With its novel construction, the Shuttlecock epitomises the use of cul-de-canard in modern stillwater trout flies. By combining a slim, quicksinking abdomen with a dense plume of natural CDC the pattern imitates brilliantly the chironomid midge pupa as it transposes into the winged adult.
Although other patterns such as the Suspender Buzzer, are designed to imitate this critical stage in the chironomid’s lifecycle few are as quick and easy to tie and, what’s more important, as effective as the Shuttlecock. It can be tied in a combination of sizes and colours to match those of the prevailing hatch, though the most effective colours are orange, black, fiery brown and olive.
The key to the pattern’s success is the CDC wing. This keeps the fly sitting in the surface film while the slim body sinks beneath to imitate the profile of a hatching midge. The pearl tinsel rib adds that finishing touch, providing a sparkle typically found in the body of a fully developed midge pupa.
Hook Size 12-16 medium weight wet-fly
hook Thread To suit body colour Wing
Natural grey cul-de-canard Rib Fine
pearl tinsel Body Seal’s fur or substitute
in a range of colours
1. Fix the hook securely in the vice before running on the tying thread at the eye. Wind the thread a short distance down the shank, in close turns, to form a base for the wing.
2. Select a natural grey cul-de-canard feather. Choose one that has nice fluffy fibres and where the stem close to the tip is fine and flexible.
3. Find another two similar CDC feathers and place all three together so that their tips are level. Trim away the base material to leave a dense plume and catch it in just behind the eye.
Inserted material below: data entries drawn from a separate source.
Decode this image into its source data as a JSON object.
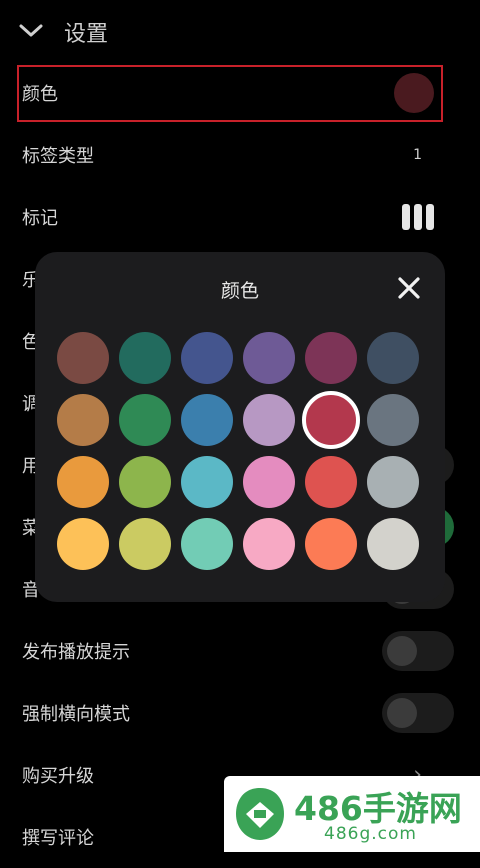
{
  "header": {
    "title": "设置"
  },
  "rows": [
    {
      "label": "颜色"
    },
    {
      "label": "标签类型",
      "value": "1"
    },
    {
      "label": "标记"
    },
    {
      "label": "乐"
    },
    {
      "label": "色"
    },
    {
      "label": "调"
    },
    {
      "label": "用"
    },
    {
      "label": "菜"
    },
    {
      "label": "音"
    },
    {
      "label": "发布播放提示"
    },
    {
      "label": "强制横向模式"
    },
    {
      "label": "购买升级"
    },
    {
      "label": "撰写评论"
    }
  ],
  "current_color": "#4a1a1f",
  "dialog": {
    "title": "颜色",
    "selected_index": 10,
    "colors": [
      "#7a4a43",
      "#226b5e",
      "#44558e",
      "#6e5a96",
      "#7d3457",
      "#3f4f62",
      "#b47c48",
      "#2f8a55",
      "#3b7fad",
      "#b798c3",
      "#b3384d",
      "#6a7580",
      "#e99a3d",
      "#8db54c",
      "#5bb8c6",
      "#e48cbf",
      "#de5350",
      "#a8b0b3",
      "#fdc158",
      "#cbcb62",
      "#72ccb5",
      "#f7a9c4",
      "#fc7b55",
      "#d3d2cc"
    ]
  },
  "watermark": {
    "name": "486手游网",
    "url": "486g.com"
  }
}
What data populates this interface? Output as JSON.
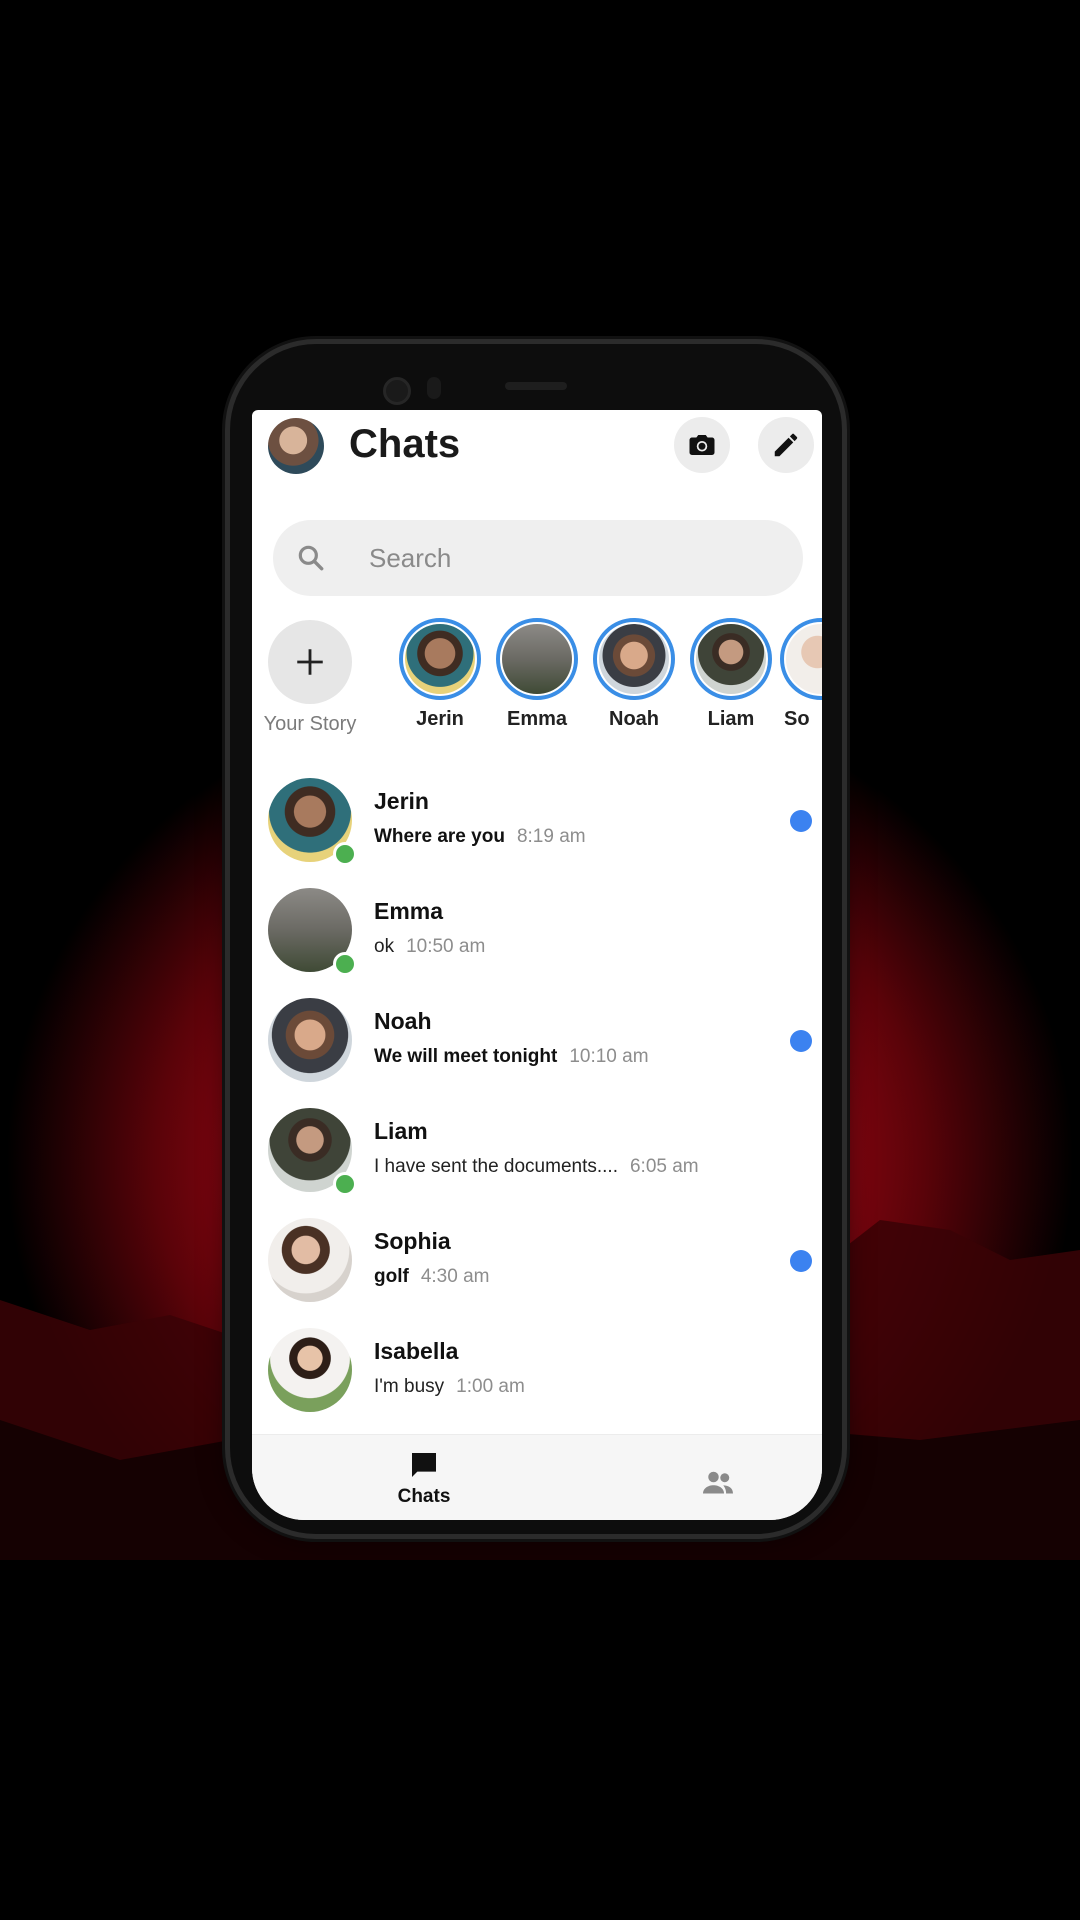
{
  "header": {
    "title": "Chats"
  },
  "search": {
    "placeholder": "Search"
  },
  "stories": {
    "add_label": "Your Story",
    "items": [
      {
        "name": "Jerin"
      },
      {
        "name": "Emma"
      },
      {
        "name": "Noah"
      },
      {
        "name": "Liam"
      },
      {
        "name": "So"
      }
    ]
  },
  "chats": [
    {
      "name": "Jerin",
      "message": "Where are you",
      "time": "8:19 am",
      "unread": true,
      "online": true
    },
    {
      "name": "Emma",
      "message": "ok",
      "time": "10:50 am",
      "unread": false,
      "online": true
    },
    {
      "name": "Noah",
      "message": "We will meet tonight",
      "time": "10:10 am",
      "unread": true,
      "online": false
    },
    {
      "name": "Liam",
      "message": "I have sent the documents....",
      "time": "6:05 am",
      "unread": false,
      "online": true
    },
    {
      "name": "Sophia",
      "message": "golf",
      "time": "4:30 am",
      "unread": true,
      "online": false
    },
    {
      "name": "Isabella",
      "message": "I'm busy",
      "time": "1:00 am",
      "unread": false,
      "online": false
    }
  ],
  "bottom_nav": {
    "chats_label": "Chats"
  },
  "colors": {
    "accent": "#3b82f0",
    "story_ring": "#3a8ee6",
    "online": "#4caf50",
    "background_glow": "#d3081c"
  },
  "icons": [
    "camera-icon",
    "pencil-icon",
    "search-icon",
    "plus-icon",
    "chat-bubble-icon",
    "people-icon"
  ]
}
4. Fix the CDC in place with tight thread turns before covering the waste ends with further close turns of thread. Carry the thread down to the bend and catch in two inches of fine pearl tinsel.
5. Secure the waste end of the tinsel along the hook shank. Take a good pinch of orange seal’s fur or substitute and apply it lightly to the thread.
6. Using a simple twisting motion, dub the seal’s fur on to the tying thread to form a thin rope. Starting at the bend, wind the dubbed fur along the shank in close turns.
7. Carry the dubbed fur rope towards the eye until it is a short distance from the wing base. Take hold of the pearl tinsel and wind on five evenly spaced turns.
8. Secure the loose end of the tinsel with tying thread and remove the excess. Take another smaller pinch of fur, dub it on to the thread and wind it to form a small thorax.
9. Take the thread underneath the wing and wind on a few turns right at the eye. Complete by casting off the tying thread with a secure five-turn whip finish.
WHERE, WHEN & HOW TO FISH
W H E R E
The Shuttlecock is intended to represent a hatching midge and is a great pattern to try when trout are feeding on the naturals on lakes and reservoirs. It is especially effective when fish are preoccupied with the stage when the adult is just emerging from its pupal shuck.
W H E N
During the summer months when trout are feeding close to the surface. May to early July provides the best period, as it is when trout feed most heavily on hatching midge. An olive version also works well when trout are feeding on floating snail.
H O W
In a light ripple the Shuttlecock can be fished on a floating line as part of a team of dry-flies or combined with a sinking nymph. In calm conditions it works best fished singly on a long and light leader.
T Y I N G T I P
Ensure that the CDC plumes used are nice and soft with plenty of filaments to grab the water’s surface.